If you aren’t sure how long a project will take for you to complete (creative work for example), time-based billing could be right for you. If this is done correctly, you can even get the rate down to the minute.
6. Debit Memo
A debit memo is an informal type of invoice. It is fairly uncommon and mostly used by banks or financial institutes; however, it can be useful if you’re trying to adjust your billing by a certain increment ($100 out of $10,000 for example). Instead of issuing a debit invoice though, many businesses simply reissue the invoice with the amount adjusted. This mainly comes down to personal preference and how you want to record your invoices and money.
7. Credit Memo
A credit memo (credit invoice) is to show the amount that you owe your customer. Ideally, you would want this to be negative because it’s used when you would issue a refund, for example. It can also be of use for discounts or to correct a billing error if you overcharge and under-deliver in other words.
Best Practices for Small Business Invoicing
Now that you understand the different types of small business invoices, here are some tips for invoicing that will help you get your customers to pay faster and improve your cash flow.
Keep invoices organized.
This should be pretty easy as a business owner. Simply implement a number system for invoices so you know exactly what invoice, goes to what customer, when it was issued, etc. Not only will this help keep you organized, but it will also keep you on the same page with employees who may handle invoicing now or in the future.
Simplicity is key.
Your customers don’t want to see your impressive (or so you may think) design skills and new logo on an invoice. They want to be able to easily see what their charges are, how much it will cost and when they need to pay it. The easier it is for your customer to figure this out, the faster they’ll complete the payment without any questions, getting you your money faster.
Widen your payment horizons by offering options for your customers to be able to pay online, over the phone and through the mail with a paper check. If you offer the option to pay electronically or even have the capabilities to accept debit/credit cards, you won’t have to wait for slow-paying customers to mail a check. If they are in control of their payment type, they might use your service repeatedly because of the convenience you give them.
Be upfront and formal.
When you take on a new client or customer, let them know your payment policies written in a document. If your customer knows before you even start the project or service when they are to pay, there are no excuses for the delay when the time comes. Let them know how much you charge for a late fee and when they can expect it after they receive an initial invoice from your business. Have both you and your customer sign the contract before you begin working so each of you will be responsible. It also shows how organized you are with your business and gives an extra inch of trustworthiness.
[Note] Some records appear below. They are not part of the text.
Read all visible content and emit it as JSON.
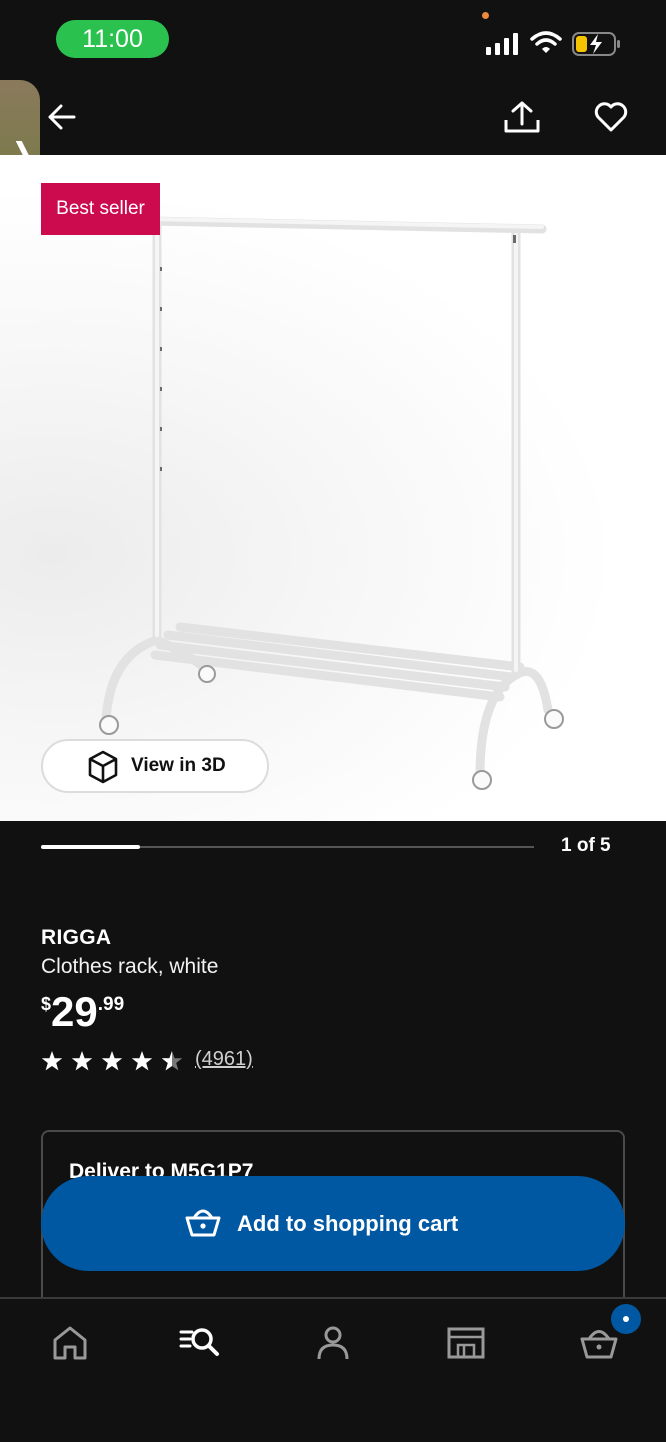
{
  "status_bar": {
    "time": "11:00"
  },
  "header": {
    "back_icon": "arrow-left-icon",
    "share_icon": "share-icon",
    "favorite_icon": "heart-icon"
  },
  "product": {
    "badge": "Best seller",
    "view_3d_label": "View in 3D",
    "gallery_position": "1 of 5",
    "gallery_progress": 0.2,
    "name": "RIGGA",
    "description": "Clothes rack, white",
    "price_currency": "$",
    "price_whole": "29",
    "price_decimal": ".99",
    "rating": 4.5,
    "review_count": "(4961)"
  },
  "delivery": {
    "title": "Deliver to M5G1P7"
  },
  "cart_button": {
    "label": "Add to shopping cart"
  },
  "bottom_nav": {
    "items": [
      "home-icon",
      "search-icon",
      "account-icon",
      "store-icon",
      "cart-icon"
    ]
  },
  "colors": {
    "accent": "#0058a3",
    "badge": "#cc0b4e",
    "background": "#111112"
  }
}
If your customer doesn’t meet the expectations of the payment terms, make sure you follow up. You don’t want to be rude or ruin a relationship with a customer, but you do need to get the money you deserve because as a business owner, let’s face it, you definitely need the money sooner than later. We’ve all missed due dates before, and whatever the excuse is, a gentle reminder to your customer that they need to pay their invoice will go a long way. Maybe they simply forgot and they’ll complete the payment immediately after you reach out with a nudging email!
Slow paying customers not only test a business owner’s patience, but it can affect the success and livelihood of your business. Check out our tips on getting customers to pay their invoices to you faster. If you are still waiting for slow-paying customers, don’t want the burden of invoicing or could simply use the cash now, see if factoring is right for you.